Each quarter APA's Planning Advisory Service publishes a new PAS Report providing authoritative guidance on current issues and innovative practices.
Subscribing organizations automatically receive each new PAS report as it is published. Subscribers may view recent reports online and purchase print versions at a 50 percent discount from the APA store.
Street Graphics and the Law, Fourth Edition
Signs are an essential element of streetscapes — they can scream or mumble, inform or confuse, delight or depress, stimulate or irritate. Signage guides people but also contributes to safe and vibrant places.
This updated edition of Street Graphics and the Law presents a comprehensive system for designing, displaying, and regulating on-premise signs. Like its previous editions, this report presents a method for improving the visual quality for signage, based on the principle that a good street graphic should be expressive of the business identity, compatible with the visual character of the surrounding area, and legible in its setting. It includes the latest on digital signs and case law related to signage, with an updated street graphics model ordinance.

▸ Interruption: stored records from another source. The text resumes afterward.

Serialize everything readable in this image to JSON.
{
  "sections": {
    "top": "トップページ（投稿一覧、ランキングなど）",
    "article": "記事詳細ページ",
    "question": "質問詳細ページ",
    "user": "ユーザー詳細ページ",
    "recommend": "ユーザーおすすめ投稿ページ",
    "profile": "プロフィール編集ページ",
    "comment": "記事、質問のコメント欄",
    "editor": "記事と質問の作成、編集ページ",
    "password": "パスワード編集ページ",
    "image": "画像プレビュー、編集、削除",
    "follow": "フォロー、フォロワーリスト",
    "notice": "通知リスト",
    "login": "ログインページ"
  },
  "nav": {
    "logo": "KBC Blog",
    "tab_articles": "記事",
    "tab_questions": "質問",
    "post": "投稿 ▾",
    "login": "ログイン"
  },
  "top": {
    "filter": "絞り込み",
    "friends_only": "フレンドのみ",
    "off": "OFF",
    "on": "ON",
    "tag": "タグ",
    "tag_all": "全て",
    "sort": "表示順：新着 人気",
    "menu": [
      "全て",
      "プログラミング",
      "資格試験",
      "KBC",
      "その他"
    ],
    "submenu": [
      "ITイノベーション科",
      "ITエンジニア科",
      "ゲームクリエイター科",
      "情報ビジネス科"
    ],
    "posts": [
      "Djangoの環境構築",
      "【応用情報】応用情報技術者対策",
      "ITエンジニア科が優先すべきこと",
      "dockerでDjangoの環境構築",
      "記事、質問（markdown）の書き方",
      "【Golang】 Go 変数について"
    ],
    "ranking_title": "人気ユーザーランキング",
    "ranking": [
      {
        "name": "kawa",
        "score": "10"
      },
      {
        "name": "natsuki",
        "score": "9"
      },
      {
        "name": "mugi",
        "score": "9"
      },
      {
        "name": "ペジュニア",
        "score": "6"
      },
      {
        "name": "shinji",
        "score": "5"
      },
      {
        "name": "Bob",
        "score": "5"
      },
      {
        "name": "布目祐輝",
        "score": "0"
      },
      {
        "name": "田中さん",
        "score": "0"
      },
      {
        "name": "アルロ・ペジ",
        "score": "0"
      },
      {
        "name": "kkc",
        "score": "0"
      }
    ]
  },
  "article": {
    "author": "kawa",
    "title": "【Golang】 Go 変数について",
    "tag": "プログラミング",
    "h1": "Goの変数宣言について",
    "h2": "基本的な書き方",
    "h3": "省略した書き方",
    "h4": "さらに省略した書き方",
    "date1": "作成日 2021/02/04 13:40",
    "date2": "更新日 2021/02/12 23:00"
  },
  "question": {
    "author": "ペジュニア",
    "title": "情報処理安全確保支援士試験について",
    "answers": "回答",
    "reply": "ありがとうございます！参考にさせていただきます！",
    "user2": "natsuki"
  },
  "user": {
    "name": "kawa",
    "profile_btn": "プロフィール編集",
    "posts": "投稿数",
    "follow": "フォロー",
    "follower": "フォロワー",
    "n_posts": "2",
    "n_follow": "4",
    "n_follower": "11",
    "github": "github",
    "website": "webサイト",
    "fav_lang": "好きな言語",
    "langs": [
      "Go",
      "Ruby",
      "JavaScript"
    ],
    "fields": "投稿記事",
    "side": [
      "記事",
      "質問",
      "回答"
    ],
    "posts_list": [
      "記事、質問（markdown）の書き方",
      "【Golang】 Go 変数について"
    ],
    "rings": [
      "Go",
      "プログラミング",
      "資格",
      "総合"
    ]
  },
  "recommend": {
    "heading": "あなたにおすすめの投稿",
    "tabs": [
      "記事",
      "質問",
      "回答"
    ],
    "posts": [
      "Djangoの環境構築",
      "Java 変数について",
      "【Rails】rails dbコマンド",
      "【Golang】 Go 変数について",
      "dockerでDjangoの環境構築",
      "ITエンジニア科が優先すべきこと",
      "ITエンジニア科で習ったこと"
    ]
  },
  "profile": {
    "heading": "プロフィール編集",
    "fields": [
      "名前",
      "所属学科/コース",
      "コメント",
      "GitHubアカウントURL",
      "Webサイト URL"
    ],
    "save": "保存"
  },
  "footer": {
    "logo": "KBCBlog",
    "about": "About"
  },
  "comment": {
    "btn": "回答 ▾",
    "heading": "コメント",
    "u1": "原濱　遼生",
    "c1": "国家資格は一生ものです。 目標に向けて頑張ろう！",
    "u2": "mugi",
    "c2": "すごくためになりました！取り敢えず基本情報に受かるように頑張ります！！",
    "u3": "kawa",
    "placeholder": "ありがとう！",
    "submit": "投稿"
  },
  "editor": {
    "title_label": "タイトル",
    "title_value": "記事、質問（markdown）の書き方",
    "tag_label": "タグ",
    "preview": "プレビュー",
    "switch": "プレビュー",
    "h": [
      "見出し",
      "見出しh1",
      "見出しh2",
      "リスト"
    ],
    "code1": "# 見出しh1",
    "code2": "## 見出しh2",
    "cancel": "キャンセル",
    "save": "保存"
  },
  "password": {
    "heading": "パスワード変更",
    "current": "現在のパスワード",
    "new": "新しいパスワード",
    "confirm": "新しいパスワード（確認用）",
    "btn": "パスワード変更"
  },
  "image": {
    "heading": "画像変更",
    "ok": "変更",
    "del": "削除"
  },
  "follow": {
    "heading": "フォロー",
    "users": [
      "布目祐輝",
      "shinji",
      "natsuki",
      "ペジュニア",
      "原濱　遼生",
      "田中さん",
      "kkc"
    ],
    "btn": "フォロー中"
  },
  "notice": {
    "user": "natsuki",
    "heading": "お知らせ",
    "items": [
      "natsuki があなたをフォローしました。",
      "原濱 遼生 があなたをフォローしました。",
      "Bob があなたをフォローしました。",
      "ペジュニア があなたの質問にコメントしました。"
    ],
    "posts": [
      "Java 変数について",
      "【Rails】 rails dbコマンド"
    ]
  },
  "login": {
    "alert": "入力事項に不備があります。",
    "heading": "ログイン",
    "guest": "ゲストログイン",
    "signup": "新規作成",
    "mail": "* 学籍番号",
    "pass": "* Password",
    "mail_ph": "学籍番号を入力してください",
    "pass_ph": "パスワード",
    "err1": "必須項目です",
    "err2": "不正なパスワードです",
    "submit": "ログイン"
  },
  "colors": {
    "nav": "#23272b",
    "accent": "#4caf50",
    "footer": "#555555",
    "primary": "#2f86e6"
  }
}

PAS subscribers will receive this report in September. Others may pre-order it from the APA Store.
PAS Reports Archive
Whatever issue you're working on, chances are there's a PAS Report that covers it. Since 1949, PAS has published about 575 reports on a wide range of planning topics.
Take a look at the PAS Reports list to see all the titles in this vital resource series.
Is the title you want not on your department's bookshelf?
Visit the online subscribers' archive for downloads of dozens of recent reports in PDF format. Or use your 50 percent PAS discount to purchase your own print version from the APA store. If you do not see the PAS discount in your shopping cart, please contact firstname.lastname@example.org.
PAS published its first Information Report in 1949. To celebrate this history, each month we'll present a new report from the archives. We hope you enjoy these fascinating snapshots of planning issues of yesteryear.
Information Report No. 93, December 1956
Migratory Labor Camps in the Community
The creation of a Commission on Migratory Labor by President Truman in 1951 brought attention to the working and living conditions of migratory farm workers, both domestic and foreign. Though migratory labor camps are found in agricultural communities throughout the country, very few local governments had adopted regulations or standards that address this use.
This month's historic Planning Advisory Service report provides a primer on migrant labor for planners and offers sample and model language to regulate these necessary but often ignored facilities.